strange empires. Much he loved to take the altitude of lofty
mountains, the depth of deep rivers, the breadth of broad isles. Upon
the highest pinnacles of commanding capes and promontories, he loved
to hoist his flag. He circled Mardi with his watch-towers: and the
distant voyager passing wild rocks in the remotest waters, was
startled by hearing the tattoo, or the reveille, beating from hump-
backed Bello's omnipresent drum. Among Antartic glaciers, his shrill
bugle calls mingled with the scream of the gulls; and so impressed
seemed universal nature with the sense of his dominion, that the very
clouds in heaven never sailed over Dominora without rendering the
tribute of a shower; whence the air of Dominora was more moist than
that of any other clime.
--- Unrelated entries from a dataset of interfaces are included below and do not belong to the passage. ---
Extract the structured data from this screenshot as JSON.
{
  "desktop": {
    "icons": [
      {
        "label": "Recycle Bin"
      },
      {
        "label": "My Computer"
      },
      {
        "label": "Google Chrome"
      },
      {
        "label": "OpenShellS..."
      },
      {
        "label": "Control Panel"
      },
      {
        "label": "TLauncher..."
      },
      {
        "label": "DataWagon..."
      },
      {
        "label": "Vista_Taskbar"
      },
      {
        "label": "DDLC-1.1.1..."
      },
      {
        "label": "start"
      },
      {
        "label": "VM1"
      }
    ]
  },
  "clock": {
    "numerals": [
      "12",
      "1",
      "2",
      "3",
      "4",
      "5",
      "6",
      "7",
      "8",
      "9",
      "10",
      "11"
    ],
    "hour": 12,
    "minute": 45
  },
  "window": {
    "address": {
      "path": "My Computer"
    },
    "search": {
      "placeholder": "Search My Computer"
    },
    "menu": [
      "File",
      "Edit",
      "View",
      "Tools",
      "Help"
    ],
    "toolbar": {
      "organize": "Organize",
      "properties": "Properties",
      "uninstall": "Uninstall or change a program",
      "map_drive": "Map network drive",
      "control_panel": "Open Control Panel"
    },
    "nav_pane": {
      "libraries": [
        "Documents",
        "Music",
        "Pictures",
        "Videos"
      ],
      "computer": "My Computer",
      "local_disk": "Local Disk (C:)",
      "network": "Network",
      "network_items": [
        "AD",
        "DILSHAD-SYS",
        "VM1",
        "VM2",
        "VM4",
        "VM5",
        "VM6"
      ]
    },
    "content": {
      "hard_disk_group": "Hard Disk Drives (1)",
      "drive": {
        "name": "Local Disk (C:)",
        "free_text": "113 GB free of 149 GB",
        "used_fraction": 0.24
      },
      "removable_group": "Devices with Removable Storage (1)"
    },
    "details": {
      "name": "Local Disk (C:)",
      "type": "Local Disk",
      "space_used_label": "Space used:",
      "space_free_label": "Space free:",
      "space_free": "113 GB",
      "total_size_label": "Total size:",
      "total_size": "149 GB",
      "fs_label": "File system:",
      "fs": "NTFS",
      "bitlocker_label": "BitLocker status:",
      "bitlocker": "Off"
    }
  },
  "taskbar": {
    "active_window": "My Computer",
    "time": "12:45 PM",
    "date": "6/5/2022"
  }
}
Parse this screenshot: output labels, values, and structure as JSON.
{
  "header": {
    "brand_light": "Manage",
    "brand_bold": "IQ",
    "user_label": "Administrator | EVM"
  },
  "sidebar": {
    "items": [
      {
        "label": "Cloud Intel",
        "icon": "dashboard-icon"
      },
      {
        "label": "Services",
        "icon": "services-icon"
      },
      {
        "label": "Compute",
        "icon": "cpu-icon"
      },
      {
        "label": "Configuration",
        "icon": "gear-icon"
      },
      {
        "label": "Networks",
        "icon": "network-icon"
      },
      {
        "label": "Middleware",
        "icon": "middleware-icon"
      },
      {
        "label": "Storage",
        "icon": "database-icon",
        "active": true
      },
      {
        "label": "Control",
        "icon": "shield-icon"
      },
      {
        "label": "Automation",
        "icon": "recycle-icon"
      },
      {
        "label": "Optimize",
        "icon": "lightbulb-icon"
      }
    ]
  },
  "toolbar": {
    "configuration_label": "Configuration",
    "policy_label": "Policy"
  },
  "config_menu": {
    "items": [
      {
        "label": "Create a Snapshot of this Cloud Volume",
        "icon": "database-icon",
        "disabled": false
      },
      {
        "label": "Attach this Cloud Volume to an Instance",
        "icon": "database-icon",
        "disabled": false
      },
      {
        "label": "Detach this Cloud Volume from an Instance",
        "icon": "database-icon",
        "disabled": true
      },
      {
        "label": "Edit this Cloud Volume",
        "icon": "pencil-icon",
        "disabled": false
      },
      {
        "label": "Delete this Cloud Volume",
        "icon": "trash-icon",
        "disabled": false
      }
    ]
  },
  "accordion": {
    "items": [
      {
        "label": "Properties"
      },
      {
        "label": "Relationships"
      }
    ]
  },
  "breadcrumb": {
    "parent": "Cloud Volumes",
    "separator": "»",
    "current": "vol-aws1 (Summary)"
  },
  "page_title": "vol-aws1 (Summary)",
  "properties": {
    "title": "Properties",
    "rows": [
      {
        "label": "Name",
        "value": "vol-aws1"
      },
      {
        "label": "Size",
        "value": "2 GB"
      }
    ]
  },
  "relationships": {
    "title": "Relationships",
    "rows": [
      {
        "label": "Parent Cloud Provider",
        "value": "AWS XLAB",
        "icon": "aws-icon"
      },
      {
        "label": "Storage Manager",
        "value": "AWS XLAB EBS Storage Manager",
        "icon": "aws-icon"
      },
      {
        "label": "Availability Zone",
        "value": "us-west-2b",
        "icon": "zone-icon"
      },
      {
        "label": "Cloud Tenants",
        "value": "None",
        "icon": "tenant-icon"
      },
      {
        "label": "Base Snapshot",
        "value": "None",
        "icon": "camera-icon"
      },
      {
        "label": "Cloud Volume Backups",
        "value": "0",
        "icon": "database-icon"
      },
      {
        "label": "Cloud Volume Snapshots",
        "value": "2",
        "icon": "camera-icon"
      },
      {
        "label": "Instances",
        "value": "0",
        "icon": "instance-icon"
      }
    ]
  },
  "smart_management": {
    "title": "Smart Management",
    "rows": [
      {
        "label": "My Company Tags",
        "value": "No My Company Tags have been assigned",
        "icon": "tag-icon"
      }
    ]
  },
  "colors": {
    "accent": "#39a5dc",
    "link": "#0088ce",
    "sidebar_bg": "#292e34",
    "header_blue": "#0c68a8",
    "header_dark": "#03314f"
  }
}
In all his grand undertakings, King Bello was marvelously assisted by
his numerous fleets of war-canoes; his navy being the largest in
Mardi. Hence his logicians swore that the entire Lagoon was his; and
that all prowling whales, prowling keels, and prowling sharks were
invaders. And with this fine conceit to inspire them, his poets-
laureat composed some glorious old saltwater odes, enough to make your
very soul sing to hear them.

But though the rest of Mardi much delighted to list to such noble
minstrelsy, they agreed not with Bello's poets in deeming the lagoon
their old monarch's hereditary domain.

Once upon a time, the paddlers of the hump-backed king, meeting upon
the broad lagoon certain canoes belonging to the before-mentioned
island of Vivenza; these paddlers seized upon several of their
occupants; and feeling their pulses, declared them born men of
Dominora; and therefore, not free to go whithersoever they would; for,
unless they could somehow get themselves born over again, they must
forever remain subject to Bello. Shed your hair; nay, your skin, if
you will, but shed your allegiance you can not; while you have bones,
they are Bello's. So, spite of all expostulations and attempts to
prove alibis, these luckless paddlers were dragged into the canoes of
Dominora, and commanded to paddle home their captors.

Whereof hearing, the men of Vivenza were thrown into a great ferment;
and after a mighty pow-wow over their council fire, fitting out
several double-keeled canoes, they sallied out to sea, in quest of
those, whom they styled the wholesale corsairs of Dominora.

But lucky perhaps it was, that at this juncture, in all parts of
Mardi, the fleets of the hump-backed king, were fighting, gunwale and
gunwale, alongside of numerous foes; else there had borne down upon
the canoes of the men of Vivenza so tremendous an armada, that the
very swell under its thousand prows might have flooded their scattered
proas forever out of sight.

As it was, Bello dispatched a few of his smaller craft to seek out,
and incidentally run down the enemy; and without returning home,
straightway proceed upon more important enterprises.

But it so chanced, that Bello's crafts, one by one meeting the foe, in
most cases found the canoes of Vivenza much larger than their own; and
manned by more men, with hearts bold as theirs; whence, in the ship-
duels that ensued, they were worsted; and the canoes of Vivenza,
locking their yard-arms into those of the vanquished, very courteously
gallanted them into their coral harbors.

Solely imputing these victories to their superior intrepidity and
skill, the people of Vivenza were exceedingly boisterous in their
triumph; raising such obstreperous peans, that they gave themselves
hoarse throats; insomuch, that according to Mohi, some of the present
generation are fain to speak through their noses.

Herman Melville